*** Source data ***
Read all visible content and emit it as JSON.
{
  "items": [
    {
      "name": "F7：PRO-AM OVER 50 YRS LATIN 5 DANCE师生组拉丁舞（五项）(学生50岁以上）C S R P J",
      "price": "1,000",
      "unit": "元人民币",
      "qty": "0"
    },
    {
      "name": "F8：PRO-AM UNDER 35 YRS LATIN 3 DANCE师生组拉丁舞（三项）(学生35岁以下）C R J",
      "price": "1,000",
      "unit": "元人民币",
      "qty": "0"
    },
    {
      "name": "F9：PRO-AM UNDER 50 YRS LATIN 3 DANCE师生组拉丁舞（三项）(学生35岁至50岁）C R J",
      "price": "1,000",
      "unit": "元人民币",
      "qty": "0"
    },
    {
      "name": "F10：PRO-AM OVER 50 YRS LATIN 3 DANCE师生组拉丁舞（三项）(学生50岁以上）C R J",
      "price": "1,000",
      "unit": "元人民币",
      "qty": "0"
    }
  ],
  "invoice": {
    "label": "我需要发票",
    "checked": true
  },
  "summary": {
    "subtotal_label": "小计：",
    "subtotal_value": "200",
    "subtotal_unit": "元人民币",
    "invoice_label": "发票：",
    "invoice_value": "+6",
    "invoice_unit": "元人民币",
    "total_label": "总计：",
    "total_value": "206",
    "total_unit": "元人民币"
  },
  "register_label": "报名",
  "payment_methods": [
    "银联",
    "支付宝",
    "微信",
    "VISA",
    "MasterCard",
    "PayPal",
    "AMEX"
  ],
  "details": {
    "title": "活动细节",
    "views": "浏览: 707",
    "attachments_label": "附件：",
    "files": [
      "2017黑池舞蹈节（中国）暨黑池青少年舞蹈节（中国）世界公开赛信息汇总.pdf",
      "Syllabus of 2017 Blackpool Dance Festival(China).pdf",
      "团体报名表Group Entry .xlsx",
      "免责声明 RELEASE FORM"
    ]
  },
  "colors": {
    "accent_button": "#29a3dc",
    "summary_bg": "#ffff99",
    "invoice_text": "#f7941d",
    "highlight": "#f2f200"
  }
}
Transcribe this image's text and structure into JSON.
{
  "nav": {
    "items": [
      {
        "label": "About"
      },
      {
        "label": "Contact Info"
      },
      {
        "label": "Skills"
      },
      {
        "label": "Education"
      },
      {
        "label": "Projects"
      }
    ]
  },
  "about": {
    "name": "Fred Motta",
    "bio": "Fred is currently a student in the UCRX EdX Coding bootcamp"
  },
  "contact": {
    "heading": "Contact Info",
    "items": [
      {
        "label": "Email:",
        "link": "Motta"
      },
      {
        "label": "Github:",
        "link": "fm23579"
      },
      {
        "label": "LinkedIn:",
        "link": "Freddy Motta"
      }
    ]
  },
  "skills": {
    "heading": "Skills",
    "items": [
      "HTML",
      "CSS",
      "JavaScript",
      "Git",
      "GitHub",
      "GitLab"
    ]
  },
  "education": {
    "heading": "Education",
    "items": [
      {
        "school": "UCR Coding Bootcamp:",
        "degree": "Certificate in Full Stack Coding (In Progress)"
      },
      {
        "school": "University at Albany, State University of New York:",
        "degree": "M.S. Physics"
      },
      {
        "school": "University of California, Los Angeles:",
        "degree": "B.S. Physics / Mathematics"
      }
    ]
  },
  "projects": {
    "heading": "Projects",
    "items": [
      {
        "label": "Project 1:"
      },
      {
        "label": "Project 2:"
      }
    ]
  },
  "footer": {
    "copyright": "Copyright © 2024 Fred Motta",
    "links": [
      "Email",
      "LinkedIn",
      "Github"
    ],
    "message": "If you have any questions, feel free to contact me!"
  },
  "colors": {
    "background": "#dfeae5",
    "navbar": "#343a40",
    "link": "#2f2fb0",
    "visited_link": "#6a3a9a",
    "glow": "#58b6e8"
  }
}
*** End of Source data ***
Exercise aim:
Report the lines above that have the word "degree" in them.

Worked solution:
        "degree": "Certificate in Full Stack Coding (In Progress)"
        "degree": "M.S. Physics"
        "degree": "B.S. Physics / Mathematics"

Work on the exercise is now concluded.